Hypertension. 1998 Mar;31(3):780-6. doi: 10.1161/01.hyp.31.3.780.


Recent findings of a linkage between high blood pressure (BP) and later development of dementia have given new prospects on cerebral target-organ damage in hypertension and have added substance to the concept of "preventable senility." The aim of this study was to analyze the impact of hypertension, circadian BP profile, and disturbed glucose metabolism on cognitive function. The study population consisted of 999 seventy-year-old men from a population-based cohort study in Uppsala, Sweden, followed with respect to cardiovascular risk factors since the age of 50 years. At the age of 70, 24-hour ambulatory BP was monitored together with measurements of insulin sensitivity, glucose tolerance, serum lipids, and lipoproteins. Cognitive function was assessed by the Mini-Mental State Examination and the Trail-Making Test. High diastolic BP at baseline predicted later impaired cognitive performance, even after excluding men with a previous stroke (n = 70). Cross-sectional measurements at age 70 showed that high 24-hour BP, nondipping, insulin resistance, and diabetes all were related to low cognitive function. The relationships between hypertension and cognitive impairment were strongest in untreated men. These data from a general population of healthy elderly men indicate that hypertension and associated metabolic disturbances might be susceptibility factors for cognitive disorders. The findings add support to possibilities of intervention in early stages in cognitive decline, ie, before manifest dementia.

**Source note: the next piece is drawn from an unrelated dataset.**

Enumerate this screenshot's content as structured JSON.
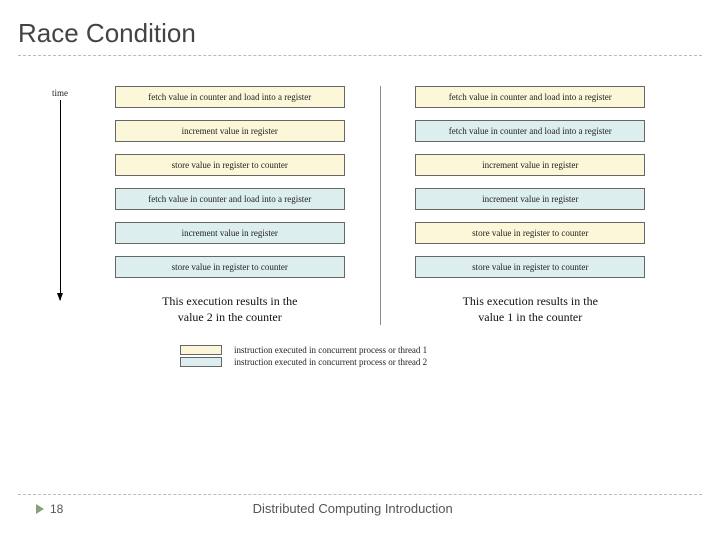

Publication types

  • Research Support, Non-U.S. Gov't

MeSH terms

  • Aged
  • Blood Pressure
  • Cerebrovascular Disorders / complications
  • Cognition Disorders / etiology*
  • Cross-Sectional Studies
  • Diabetes Complications
  • Follow-Up Studies
  • Humans
  • Hypertension / complications*
  • Hypertension / physiopathology
  • Insulin Resistance
  • Longitudinal Studies
  • Male
  • Multivariate Analysis
  • Risk Factors